The unfortunate truth is that, while we practice all of these things, we are a pale reflection of those halcyon days in Jerusalem. Does our concern for the apostles’ teaching inspire us to be fervently evangelistic like those in Jerusalem? Even after they were scattered by persecution, they went everywhere preaching the word (Acts 8:1-4). Does our love for the Lord transcend material things, to the point that our fellowship extends even to a willingness to share all we have with our brothers and sisters (2:44-45)? Do we celebrate the Lord’s Supper as the high point of our assembly, an enacted sermon that tells who we are and what Jesus has done for us, or is it a ritual we go through thoughtlessly? Are our prayers like those of the early church, recorded as praying together all throughout Acts?
If we are honest, I think we must admit we often do not measure up. I don’t mean that primarily as an indictment – we must remember that MANY churches in the 1st century fell short of this model, and they were still God’s people! But it should challenge us to always be striving after what God would have us to be.
The larger point is that this new way of life resulted in them having favor with all the people.And the Lord added to their number day by day those who were being saved (2:47). You see, when the church practices these things, it is not just beneficial for us. There is an attractiveness, an energy, that draws outsiders in. They were praising God, they were organizing their lives around each another and prayer and God’s word. And God added to their numbers daily.
When we think that the church is unattractive or stagnant or apathetic – and we probably all think that at times, and, at least sometimes, we are right – we would do well to reread this passage and ask ourselves: what is missing?
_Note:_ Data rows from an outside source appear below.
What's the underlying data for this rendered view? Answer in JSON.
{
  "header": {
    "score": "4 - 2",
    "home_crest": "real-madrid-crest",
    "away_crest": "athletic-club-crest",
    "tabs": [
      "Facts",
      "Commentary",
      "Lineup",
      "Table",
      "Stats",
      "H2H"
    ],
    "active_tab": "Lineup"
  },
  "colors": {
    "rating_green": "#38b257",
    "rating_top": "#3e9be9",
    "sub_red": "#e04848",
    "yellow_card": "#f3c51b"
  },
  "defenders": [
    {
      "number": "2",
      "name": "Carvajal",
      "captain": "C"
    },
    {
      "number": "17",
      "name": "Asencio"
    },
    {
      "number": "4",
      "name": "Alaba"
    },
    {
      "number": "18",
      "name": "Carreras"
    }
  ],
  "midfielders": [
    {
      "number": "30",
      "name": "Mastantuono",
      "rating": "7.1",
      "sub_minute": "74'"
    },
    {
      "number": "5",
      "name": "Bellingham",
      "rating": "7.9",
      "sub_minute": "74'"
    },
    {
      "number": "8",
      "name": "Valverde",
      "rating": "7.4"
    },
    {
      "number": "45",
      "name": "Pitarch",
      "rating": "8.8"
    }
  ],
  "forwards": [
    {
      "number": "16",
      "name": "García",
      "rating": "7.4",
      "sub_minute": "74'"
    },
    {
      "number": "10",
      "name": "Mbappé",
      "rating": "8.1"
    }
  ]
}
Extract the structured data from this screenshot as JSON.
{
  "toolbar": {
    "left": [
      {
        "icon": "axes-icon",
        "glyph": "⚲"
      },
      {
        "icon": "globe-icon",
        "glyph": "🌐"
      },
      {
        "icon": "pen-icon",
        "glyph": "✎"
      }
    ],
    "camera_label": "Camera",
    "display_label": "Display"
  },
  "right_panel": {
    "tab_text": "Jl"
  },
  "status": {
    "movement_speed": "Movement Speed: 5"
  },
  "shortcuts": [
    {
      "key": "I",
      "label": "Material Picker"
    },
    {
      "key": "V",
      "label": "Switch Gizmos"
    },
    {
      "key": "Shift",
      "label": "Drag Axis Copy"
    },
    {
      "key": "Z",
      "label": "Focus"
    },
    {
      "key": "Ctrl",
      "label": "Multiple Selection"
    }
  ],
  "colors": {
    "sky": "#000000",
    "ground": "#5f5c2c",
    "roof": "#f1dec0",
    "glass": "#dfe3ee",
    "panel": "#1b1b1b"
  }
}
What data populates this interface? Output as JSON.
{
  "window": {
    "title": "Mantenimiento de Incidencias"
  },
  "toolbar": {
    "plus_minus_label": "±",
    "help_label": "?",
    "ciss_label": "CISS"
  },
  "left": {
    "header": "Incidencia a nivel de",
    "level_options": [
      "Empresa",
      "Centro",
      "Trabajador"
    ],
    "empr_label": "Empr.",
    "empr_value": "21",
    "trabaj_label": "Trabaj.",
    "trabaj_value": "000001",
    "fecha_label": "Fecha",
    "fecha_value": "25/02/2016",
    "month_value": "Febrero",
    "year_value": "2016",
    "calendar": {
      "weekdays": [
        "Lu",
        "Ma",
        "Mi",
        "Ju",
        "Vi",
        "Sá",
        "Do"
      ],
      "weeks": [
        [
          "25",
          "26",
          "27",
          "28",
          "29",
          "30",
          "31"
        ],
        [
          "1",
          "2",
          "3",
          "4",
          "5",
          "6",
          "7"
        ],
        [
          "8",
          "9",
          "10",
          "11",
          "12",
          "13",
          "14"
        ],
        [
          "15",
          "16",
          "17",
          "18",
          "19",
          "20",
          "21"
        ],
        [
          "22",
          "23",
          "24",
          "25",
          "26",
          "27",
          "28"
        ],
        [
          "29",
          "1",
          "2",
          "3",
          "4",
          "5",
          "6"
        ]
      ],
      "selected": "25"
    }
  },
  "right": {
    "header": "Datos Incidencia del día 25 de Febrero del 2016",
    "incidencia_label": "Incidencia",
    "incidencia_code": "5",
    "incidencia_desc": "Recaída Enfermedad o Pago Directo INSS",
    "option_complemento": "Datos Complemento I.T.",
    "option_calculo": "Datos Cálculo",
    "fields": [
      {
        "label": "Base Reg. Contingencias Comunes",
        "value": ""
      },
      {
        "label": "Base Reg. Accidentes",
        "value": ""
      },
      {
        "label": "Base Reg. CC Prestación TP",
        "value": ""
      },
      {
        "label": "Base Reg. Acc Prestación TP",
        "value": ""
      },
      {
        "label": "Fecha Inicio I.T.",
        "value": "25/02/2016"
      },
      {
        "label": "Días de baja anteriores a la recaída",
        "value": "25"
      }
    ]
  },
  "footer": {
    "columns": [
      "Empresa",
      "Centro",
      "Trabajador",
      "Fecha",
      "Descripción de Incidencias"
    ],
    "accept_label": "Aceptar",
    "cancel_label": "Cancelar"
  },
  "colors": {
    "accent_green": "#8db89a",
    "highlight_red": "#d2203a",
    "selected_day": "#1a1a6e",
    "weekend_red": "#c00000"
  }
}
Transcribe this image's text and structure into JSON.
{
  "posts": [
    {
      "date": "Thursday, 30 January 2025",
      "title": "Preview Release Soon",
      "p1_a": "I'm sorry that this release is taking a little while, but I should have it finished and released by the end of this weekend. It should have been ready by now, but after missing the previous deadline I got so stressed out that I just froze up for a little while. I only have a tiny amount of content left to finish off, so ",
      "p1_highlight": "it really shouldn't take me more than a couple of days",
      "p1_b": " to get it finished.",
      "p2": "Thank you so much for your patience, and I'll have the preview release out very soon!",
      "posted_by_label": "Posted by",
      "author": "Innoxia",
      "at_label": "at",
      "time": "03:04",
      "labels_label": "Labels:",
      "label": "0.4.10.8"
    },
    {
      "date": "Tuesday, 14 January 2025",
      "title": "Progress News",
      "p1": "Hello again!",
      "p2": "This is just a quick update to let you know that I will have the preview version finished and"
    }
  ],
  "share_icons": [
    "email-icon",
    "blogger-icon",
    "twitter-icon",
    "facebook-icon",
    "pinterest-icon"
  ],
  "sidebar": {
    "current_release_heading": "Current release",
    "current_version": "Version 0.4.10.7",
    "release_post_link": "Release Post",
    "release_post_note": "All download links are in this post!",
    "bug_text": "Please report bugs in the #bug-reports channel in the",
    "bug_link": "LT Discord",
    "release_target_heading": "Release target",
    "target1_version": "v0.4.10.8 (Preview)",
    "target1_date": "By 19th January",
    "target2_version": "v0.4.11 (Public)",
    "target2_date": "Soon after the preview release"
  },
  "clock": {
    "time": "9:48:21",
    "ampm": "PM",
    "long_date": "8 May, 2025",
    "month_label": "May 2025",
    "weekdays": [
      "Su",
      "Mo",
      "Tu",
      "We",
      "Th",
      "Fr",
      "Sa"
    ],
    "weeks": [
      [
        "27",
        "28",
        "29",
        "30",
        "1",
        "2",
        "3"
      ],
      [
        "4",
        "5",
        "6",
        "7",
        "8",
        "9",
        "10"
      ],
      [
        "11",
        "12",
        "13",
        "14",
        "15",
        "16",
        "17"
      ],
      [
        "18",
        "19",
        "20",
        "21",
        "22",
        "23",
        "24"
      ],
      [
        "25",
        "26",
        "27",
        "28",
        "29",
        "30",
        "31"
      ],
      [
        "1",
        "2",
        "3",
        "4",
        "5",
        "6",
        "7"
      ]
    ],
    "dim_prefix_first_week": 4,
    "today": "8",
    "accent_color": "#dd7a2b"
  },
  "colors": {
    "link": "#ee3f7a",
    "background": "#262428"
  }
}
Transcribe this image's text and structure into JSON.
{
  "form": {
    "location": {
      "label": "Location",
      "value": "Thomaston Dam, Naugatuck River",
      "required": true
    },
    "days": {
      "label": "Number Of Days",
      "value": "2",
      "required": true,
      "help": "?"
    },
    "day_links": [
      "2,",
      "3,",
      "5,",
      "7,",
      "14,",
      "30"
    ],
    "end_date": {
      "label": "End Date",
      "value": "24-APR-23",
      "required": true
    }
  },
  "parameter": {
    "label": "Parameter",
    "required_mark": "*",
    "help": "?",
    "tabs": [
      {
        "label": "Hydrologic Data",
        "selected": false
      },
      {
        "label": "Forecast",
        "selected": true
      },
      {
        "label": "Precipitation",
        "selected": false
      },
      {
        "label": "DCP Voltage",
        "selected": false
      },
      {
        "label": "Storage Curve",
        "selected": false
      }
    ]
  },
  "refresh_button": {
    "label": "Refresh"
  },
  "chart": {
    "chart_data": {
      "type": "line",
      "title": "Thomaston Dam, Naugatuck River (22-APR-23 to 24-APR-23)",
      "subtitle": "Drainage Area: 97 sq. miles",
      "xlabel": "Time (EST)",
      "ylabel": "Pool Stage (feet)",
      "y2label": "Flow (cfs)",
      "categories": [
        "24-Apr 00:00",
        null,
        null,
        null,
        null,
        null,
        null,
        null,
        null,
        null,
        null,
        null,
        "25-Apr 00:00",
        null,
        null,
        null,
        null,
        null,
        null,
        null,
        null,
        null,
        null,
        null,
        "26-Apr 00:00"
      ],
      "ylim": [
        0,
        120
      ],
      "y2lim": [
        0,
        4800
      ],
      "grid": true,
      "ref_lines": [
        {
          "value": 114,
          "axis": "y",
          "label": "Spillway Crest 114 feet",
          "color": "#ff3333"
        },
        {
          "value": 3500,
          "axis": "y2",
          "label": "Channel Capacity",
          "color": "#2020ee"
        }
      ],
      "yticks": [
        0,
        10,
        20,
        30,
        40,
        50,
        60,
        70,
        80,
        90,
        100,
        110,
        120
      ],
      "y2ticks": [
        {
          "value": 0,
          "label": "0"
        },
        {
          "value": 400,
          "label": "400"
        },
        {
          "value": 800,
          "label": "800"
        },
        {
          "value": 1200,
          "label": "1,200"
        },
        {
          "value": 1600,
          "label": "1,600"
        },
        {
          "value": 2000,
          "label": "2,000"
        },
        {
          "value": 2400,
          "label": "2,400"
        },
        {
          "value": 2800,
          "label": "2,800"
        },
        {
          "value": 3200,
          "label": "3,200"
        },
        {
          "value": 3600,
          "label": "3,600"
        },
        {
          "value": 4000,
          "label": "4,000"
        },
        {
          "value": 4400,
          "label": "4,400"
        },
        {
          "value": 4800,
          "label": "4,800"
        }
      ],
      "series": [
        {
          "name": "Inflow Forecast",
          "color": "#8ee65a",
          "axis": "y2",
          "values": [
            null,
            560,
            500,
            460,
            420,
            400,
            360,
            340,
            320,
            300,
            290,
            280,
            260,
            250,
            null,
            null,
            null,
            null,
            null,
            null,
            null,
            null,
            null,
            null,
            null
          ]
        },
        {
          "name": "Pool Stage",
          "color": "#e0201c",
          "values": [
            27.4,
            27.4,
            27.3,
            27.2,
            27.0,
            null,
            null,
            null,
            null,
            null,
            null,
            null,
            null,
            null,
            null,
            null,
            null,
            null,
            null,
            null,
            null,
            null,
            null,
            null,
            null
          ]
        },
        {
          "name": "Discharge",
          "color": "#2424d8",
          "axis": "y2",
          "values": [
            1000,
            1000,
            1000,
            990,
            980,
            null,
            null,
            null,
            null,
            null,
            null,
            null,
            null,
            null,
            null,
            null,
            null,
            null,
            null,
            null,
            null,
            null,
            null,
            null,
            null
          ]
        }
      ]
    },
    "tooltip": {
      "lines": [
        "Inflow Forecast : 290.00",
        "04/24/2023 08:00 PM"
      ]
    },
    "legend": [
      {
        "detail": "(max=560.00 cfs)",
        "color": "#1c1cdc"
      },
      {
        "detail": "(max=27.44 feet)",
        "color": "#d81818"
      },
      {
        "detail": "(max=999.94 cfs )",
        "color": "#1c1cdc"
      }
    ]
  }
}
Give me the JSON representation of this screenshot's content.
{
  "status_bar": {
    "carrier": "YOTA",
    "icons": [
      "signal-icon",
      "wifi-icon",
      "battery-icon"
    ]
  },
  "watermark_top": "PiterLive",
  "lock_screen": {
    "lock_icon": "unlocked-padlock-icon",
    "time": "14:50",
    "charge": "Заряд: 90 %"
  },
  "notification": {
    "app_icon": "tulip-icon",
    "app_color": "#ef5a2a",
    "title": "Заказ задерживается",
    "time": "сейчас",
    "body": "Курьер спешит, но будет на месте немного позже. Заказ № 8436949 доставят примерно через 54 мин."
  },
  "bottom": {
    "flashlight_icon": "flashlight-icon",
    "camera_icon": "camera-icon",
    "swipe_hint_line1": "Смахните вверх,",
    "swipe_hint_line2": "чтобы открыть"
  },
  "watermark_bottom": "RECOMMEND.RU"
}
The gospel has not changed. God is still at work. People still need deliverance.
What are we doing about it?